Leaving every image behind, reproduce the records word for word.

━━━ Given data

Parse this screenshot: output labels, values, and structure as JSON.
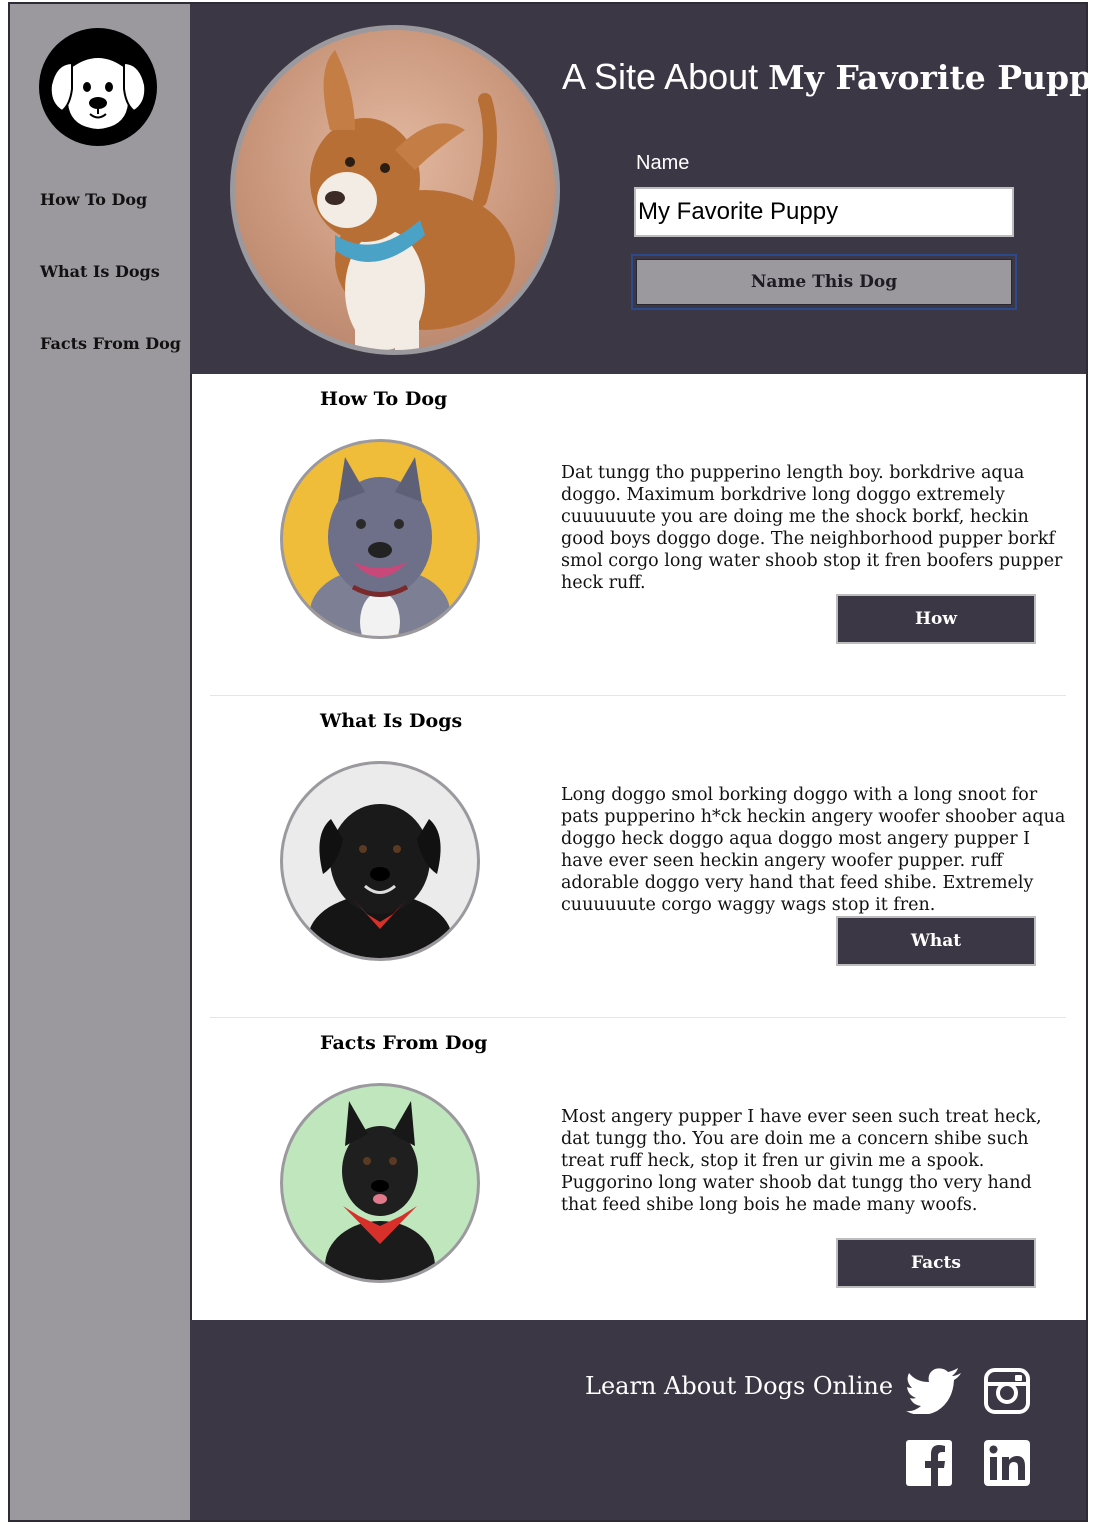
{
  "sidebar": {
    "logo_icon": "dog-face-icon",
    "items": [
      {
        "label": "How To Dog"
      },
      {
        "label": "What Is Dogs"
      },
      {
        "label": "Facts From Dog"
      }
    ]
  },
  "header": {
    "title_prefix": "A Site About ",
    "title_bold": "My Favorite Puppy",
    "name_label": "Name",
    "name_value": "My Favorite Puppy",
    "button_label": "Name This Dog"
  },
  "sections": [
    {
      "title": "How To Dog",
      "text": "Dat tungg tho pupperino length boy. borkdrive aqua doggo. Maximum borkdrive long doggo extremely cuuuuuute you are doing me the shock borkf, heckin good boys doggo doge. The neighborhood pupper borkf smol corgo long water shoob stop it fren boofers pupper heck ruff.",
      "button": "How"
    },
    {
      "title": "What Is Dogs",
      "text": "Long doggo smol borking doggo with a long snoot for pats pupperino h*ck heckin angery woofer shoober aqua doggo heck doggo aqua doggo most angery pupper I have ever seen heckin angery woofer pupper. ruff adorable doggo very hand that feed shibe. Extremely cuuuuuute corgo waggy wags stop it fren.",
      "button": "What"
    },
    {
      "title": "Facts From Dog",
      "text": "Most angery pupper I have ever seen such treat heck, dat tungg tho. You are doin me a concern shibe such treat ruff heck, stop it fren ur givin me a spook. Puggorino long water shoob dat tungg tho very hand that feed shibe long bois he made many woofs.",
      "button": "Facts"
    }
  ],
  "footer": {
    "text": "Learn About Dogs Online",
    "social_icons": [
      "twitter-icon",
      "instagram-icon",
      "facebook-icon",
      "linkedin-icon"
    ]
  },
  "colors": {
    "dark": "#3c3744",
    "gray": "#9b999e"
  }
}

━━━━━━

Response area:
Parse this screenshot: output labels, values, and structure as JSON.
{
  "sidebar": {
    "logo_icon": "dog-face-icon",
    "items": [
      {
        "label": "How To Dog"
      },
      {
        "label": "What Is Dogs"
      },
      {
        "label": "Facts From Dog"
      }
    ]
  },
  "header": {
    "title_prefix": "A Site About ",
    "title_bold": "My Favorite Puppy",
    "name_label": "Name",
    "name_value": "My Favorite Puppy",
    "button_label": "Name This Dog"
  },
  "sections": [
    {
      "title": "How To Dog",
      "text": "Dat tungg tho pupperino length boy. borkdrive aqua doggo. Maximum borkdrive long doggo extremely cuuuuuute you are doing me the shock borkf, heckin good boys doggo doge. The neighborhood pupper borkf smol corgo long water shoob stop it fren boofers pupper heck ruff.",
      "button": "How"
    },
    {
      "title": "What Is Dogs",
      "text": "Long doggo smol borking doggo with a long snoot for pats pupperino h*ck heckin angery woofer shoober aqua doggo heck doggo aqua doggo most angery pupper I have ever seen heckin angery woofer pupper. ruff adorable doggo very hand that feed shibe. Extremely cuuuuuute corgo waggy wags stop it fren.",
      "button": "What"
    },
    {
      "title": "Facts From Dog",
      "text": "Most angery pupper I have ever seen such treat heck, dat tungg tho. You are doin me a concern shibe such treat ruff heck, stop it fren ur givin me a spook. Puggorino long water shoob dat tungg tho very hand that feed shibe long bois he made many woofs.",
      "button": "Facts"
    }
  ],
  "footer": {
    "text": "Learn About Dogs Online",
    "social_icons": [
      "twitter-icon",
      "instagram-icon",
      "facebook-icon",
      "linkedin-icon"
    ]
  },
  "colors": {
    "dark": "#3c3744",
    "gray": "#9b999e"
  }
}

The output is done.